## PROBLEM STATEMENT
Your answer should reproduce every line of the material in which the word "screenshot" occurs.

## DATA FOR ANALYSIS
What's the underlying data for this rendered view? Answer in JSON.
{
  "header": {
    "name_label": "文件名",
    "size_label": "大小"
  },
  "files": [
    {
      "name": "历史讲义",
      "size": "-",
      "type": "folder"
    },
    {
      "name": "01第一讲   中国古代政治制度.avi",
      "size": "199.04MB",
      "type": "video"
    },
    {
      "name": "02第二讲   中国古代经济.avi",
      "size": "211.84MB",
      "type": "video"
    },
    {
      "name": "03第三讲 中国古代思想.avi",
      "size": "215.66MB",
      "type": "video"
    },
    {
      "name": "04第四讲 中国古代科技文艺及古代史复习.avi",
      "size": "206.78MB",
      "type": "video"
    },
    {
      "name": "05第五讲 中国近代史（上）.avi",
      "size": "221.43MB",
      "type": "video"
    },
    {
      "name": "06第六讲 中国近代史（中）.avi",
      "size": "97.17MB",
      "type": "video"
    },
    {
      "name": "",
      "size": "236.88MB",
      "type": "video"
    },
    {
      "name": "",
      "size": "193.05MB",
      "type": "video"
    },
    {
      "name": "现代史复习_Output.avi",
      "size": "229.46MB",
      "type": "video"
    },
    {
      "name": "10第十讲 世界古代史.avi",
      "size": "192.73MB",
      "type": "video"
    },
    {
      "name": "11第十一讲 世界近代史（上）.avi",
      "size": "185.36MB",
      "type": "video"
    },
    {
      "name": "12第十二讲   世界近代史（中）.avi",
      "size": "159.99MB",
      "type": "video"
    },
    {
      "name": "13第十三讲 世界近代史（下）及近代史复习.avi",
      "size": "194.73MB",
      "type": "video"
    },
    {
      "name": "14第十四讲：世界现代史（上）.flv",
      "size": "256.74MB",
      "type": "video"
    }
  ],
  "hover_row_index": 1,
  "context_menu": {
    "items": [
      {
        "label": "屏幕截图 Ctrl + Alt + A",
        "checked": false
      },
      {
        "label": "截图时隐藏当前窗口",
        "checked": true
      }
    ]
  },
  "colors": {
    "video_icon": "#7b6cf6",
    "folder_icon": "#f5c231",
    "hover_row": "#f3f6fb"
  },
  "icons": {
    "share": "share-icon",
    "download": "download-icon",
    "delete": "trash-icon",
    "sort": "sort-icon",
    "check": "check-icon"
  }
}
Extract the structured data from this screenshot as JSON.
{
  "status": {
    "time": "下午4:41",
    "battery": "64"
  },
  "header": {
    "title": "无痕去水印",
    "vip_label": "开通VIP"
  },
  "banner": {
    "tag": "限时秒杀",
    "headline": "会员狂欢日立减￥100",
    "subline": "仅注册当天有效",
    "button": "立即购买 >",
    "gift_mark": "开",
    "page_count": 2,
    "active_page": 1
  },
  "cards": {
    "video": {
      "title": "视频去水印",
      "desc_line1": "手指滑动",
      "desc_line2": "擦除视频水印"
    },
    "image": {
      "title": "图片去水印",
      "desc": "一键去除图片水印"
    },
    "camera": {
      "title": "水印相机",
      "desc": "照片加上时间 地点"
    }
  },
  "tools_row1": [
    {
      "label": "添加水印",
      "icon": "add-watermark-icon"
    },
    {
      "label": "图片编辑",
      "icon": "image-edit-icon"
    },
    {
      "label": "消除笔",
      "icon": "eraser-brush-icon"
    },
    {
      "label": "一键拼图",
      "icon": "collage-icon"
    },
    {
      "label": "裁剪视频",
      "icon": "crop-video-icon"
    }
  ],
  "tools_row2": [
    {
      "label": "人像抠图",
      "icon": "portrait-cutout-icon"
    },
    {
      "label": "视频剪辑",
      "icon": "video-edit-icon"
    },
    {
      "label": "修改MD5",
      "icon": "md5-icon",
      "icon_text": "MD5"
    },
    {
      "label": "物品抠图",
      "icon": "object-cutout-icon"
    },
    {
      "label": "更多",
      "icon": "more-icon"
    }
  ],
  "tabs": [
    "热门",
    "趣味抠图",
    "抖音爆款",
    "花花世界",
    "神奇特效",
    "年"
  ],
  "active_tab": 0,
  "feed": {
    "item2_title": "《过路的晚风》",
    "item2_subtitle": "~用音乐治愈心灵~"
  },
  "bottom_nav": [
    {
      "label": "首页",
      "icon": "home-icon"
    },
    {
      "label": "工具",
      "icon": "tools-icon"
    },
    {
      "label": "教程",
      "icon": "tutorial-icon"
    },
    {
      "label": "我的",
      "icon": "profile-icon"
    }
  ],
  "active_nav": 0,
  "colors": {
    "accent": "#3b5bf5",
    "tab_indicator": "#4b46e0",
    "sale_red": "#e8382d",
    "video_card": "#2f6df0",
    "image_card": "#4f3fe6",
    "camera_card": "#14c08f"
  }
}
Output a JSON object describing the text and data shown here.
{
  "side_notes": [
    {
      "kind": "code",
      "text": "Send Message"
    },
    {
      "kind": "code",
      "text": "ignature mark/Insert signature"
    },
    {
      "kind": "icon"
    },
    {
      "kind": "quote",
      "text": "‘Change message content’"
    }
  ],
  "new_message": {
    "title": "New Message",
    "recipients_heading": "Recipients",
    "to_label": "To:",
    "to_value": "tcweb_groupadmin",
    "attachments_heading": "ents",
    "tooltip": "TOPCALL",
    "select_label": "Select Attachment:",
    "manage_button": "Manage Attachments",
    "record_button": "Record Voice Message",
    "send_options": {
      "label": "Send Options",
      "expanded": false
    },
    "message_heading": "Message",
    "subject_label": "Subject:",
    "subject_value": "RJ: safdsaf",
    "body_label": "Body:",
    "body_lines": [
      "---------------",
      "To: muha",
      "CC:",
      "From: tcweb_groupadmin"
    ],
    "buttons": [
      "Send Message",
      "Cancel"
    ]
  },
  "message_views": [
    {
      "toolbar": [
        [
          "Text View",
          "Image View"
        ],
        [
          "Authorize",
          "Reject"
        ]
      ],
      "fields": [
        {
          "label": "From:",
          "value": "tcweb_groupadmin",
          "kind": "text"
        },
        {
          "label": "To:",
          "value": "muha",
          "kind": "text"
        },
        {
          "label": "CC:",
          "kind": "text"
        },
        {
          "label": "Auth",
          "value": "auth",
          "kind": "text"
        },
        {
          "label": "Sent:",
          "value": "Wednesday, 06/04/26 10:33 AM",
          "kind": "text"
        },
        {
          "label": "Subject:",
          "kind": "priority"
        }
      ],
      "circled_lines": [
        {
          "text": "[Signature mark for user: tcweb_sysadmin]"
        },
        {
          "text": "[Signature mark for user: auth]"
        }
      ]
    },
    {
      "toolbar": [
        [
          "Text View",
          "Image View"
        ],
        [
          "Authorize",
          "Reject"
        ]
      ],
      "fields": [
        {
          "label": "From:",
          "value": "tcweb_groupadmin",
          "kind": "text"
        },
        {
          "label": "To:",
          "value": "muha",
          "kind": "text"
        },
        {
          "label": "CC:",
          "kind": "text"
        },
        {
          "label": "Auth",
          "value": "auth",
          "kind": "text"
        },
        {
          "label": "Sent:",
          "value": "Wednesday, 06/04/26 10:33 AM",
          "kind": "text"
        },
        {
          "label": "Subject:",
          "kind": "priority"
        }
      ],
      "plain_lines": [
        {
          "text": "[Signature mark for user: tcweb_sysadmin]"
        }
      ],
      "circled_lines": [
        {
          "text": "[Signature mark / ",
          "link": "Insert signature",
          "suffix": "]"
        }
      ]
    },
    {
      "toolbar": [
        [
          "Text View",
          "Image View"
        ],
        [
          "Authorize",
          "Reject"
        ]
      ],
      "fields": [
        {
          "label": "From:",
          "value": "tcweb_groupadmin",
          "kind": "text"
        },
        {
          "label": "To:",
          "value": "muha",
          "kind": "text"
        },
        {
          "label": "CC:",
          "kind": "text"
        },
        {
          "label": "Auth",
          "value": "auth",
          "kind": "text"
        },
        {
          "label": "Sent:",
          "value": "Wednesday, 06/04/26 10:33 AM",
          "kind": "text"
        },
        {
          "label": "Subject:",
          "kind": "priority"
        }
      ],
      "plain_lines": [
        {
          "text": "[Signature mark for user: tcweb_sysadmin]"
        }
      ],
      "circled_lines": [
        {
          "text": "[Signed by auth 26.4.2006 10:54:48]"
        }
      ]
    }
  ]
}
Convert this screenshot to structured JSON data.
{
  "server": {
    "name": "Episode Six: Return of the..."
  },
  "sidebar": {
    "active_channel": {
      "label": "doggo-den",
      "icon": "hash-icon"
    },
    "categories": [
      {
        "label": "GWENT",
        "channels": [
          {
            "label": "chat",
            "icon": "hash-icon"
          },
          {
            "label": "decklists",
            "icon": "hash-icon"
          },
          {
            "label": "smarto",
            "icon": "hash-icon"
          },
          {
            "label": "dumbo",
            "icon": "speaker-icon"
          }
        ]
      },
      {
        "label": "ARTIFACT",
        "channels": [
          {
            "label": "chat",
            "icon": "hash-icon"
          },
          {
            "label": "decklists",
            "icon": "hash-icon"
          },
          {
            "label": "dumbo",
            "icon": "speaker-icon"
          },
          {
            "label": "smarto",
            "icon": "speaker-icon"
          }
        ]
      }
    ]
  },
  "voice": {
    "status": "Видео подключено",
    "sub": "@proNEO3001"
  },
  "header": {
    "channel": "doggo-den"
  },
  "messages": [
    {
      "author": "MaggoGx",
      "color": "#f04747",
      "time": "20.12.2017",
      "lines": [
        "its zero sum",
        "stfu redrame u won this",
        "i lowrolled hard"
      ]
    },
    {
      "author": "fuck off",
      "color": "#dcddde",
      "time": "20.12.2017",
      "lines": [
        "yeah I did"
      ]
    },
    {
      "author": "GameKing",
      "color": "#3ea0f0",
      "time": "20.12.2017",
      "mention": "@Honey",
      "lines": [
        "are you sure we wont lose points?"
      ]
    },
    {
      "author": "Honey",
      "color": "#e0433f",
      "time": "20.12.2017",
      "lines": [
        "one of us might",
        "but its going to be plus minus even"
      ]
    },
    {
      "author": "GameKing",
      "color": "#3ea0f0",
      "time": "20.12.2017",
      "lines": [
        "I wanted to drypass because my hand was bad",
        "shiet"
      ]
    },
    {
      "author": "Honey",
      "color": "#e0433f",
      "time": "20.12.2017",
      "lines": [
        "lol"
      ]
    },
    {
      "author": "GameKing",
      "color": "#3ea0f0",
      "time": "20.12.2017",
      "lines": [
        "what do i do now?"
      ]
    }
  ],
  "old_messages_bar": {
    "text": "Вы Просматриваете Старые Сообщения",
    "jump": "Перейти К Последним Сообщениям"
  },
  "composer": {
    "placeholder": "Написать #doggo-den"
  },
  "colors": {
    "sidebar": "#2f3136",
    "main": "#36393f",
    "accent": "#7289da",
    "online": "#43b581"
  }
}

## ANSWER SECTION
Extract the structured data from this screenshot as JSON.
Convert this screenshot to structured JSON data.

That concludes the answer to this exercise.